(Items from a dataset)
-=-=-=-=-
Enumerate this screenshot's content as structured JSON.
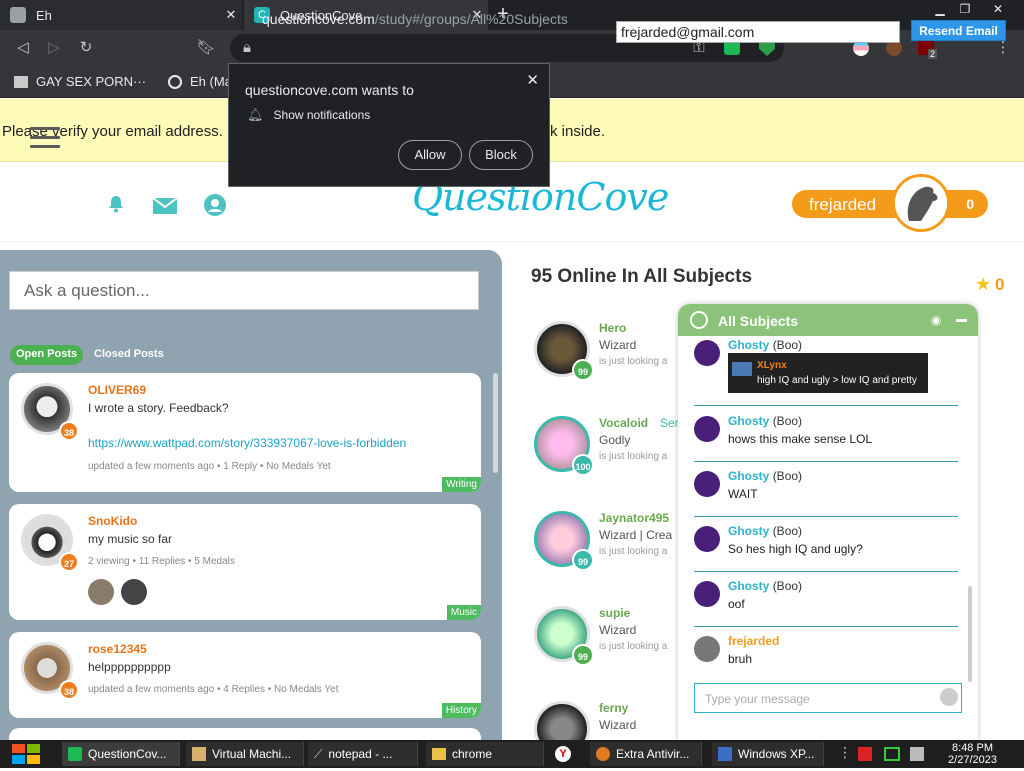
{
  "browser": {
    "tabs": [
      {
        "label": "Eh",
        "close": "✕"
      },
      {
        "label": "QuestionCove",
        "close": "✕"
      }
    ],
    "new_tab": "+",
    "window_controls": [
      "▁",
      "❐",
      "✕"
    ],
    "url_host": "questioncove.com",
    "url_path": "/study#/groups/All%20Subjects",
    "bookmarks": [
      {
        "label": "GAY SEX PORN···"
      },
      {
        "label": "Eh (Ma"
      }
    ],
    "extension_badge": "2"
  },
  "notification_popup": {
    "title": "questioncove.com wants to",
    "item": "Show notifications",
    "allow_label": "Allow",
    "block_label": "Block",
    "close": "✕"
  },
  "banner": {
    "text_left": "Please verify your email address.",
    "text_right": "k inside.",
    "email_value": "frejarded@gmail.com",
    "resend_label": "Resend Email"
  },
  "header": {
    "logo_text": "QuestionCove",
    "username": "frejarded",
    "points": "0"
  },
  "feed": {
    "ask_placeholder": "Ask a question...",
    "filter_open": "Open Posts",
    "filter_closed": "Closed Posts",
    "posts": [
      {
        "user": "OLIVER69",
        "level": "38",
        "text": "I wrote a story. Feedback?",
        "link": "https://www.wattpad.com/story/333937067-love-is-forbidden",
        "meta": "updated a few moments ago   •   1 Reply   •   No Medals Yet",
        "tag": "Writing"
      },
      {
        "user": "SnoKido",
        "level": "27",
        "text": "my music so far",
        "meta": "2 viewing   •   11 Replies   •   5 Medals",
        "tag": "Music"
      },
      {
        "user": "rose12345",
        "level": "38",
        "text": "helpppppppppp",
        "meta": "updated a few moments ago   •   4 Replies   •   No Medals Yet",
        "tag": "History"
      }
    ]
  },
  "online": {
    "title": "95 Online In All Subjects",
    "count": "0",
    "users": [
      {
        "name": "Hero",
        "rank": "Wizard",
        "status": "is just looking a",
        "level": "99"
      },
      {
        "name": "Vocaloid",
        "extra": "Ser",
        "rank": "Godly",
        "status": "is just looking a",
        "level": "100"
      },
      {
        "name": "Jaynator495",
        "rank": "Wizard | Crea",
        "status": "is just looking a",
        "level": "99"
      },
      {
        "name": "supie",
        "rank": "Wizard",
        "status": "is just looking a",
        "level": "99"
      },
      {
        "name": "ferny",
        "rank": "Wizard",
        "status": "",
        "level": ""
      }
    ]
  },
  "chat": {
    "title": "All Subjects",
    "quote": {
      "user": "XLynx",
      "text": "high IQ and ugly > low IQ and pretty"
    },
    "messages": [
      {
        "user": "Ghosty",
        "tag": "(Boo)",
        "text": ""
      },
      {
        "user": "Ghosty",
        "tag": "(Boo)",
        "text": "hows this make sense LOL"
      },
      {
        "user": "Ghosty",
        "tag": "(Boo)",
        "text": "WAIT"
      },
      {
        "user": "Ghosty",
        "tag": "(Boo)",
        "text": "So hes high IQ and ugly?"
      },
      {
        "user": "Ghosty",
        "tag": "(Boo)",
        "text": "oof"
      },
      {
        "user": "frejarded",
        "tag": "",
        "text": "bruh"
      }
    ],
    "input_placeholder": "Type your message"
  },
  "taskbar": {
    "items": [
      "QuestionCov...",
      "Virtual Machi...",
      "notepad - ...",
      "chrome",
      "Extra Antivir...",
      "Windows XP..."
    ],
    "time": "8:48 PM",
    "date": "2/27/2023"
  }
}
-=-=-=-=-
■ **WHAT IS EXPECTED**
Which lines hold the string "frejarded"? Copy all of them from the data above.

■ **RESULT FOR THIS EXERCISE**
    "email_value": "frejarded@gmail.com",
    "username": "frejarded",
        "user": "frejarded",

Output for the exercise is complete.